(Beginning of Information supplied)

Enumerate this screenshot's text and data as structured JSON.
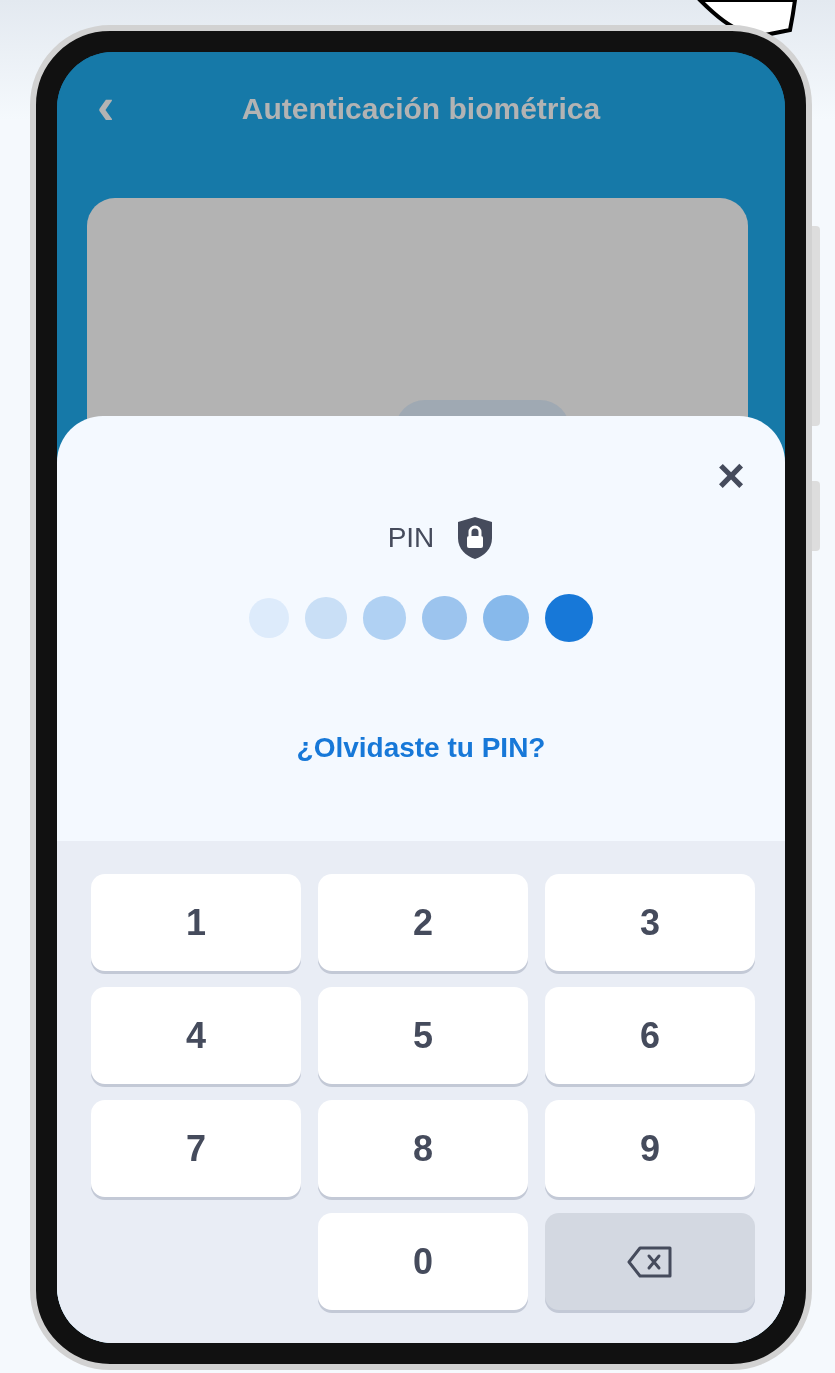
{
  "header": {
    "back_icon": "‹",
    "title": "Autenticación biométrica"
  },
  "pin_sheet": {
    "close": "×",
    "label": "PIN",
    "dots": [
      {
        "color": "#ddebfb"
      },
      {
        "color": "#c9dff6"
      },
      {
        "color": "#b0d1f3"
      },
      {
        "color": "#9cc4ee"
      },
      {
        "color": "#87b9eb"
      },
      {
        "color": "#1778d8"
      }
    ],
    "forgot_link": "¿Olvidaste tu PIN?"
  },
  "keypad": [
    {
      "kind": "digit",
      "label": "1"
    },
    {
      "kind": "digit",
      "label": "2"
    },
    {
      "kind": "digit",
      "label": "3"
    },
    {
      "kind": "digit",
      "label": "4"
    },
    {
      "kind": "digit",
      "label": "5"
    },
    {
      "kind": "digit",
      "label": "6"
    },
    {
      "kind": "digit",
      "label": "7"
    },
    {
      "kind": "digit",
      "label": "8"
    },
    {
      "kind": "digit",
      "label": "9"
    },
    {
      "kind": "blank"
    },
    {
      "kind": "digit",
      "label": "0"
    },
    {
      "kind": "backspace"
    }
  ]
}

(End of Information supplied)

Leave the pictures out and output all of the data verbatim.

Enumerate this screenshot's text and data as structured JSON.
{
  "header": {
    "back_icon": "‹",
    "title": "Autenticación biométrica"
  },
  "pin_sheet": {
    "close": "×",
    "label": "PIN",
    "dots": [
      {
        "color": "#ddebfb"
      },
      {
        "color": "#c9dff6"
      },
      {
        "color": "#b0d1f3"
      },
      {
        "color": "#9cc4ee"
      },
      {
        "color": "#87b9eb"
      },
      {
        "color": "#1778d8"
      }
    ],
    "forgot_link": "¿Olvidaste tu PIN?"
  },
  "keypad": [
    {
      "kind": "digit",
      "label": "1"
    },
    {
      "kind": "digit",
      "label": "2"
    },
    {
      "kind": "digit",
      "label": "3"
    },
    {
      "kind": "digit",
      "label": "4"
    },
    {
      "kind": "digit",
      "label": "5"
    },
    {
      "kind": "digit",
      "label": "6"
    },
    {
      "kind": "digit",
      "label": "7"
    },
    {
      "kind": "digit",
      "label": "8"
    },
    {
      "kind": "digit",
      "label": "9"
    },
    {
      "kind": "blank"
    },
    {
      "kind": "digit",
      "label": "0"
    },
    {
      "kind": "backspace"
    }
  ]
}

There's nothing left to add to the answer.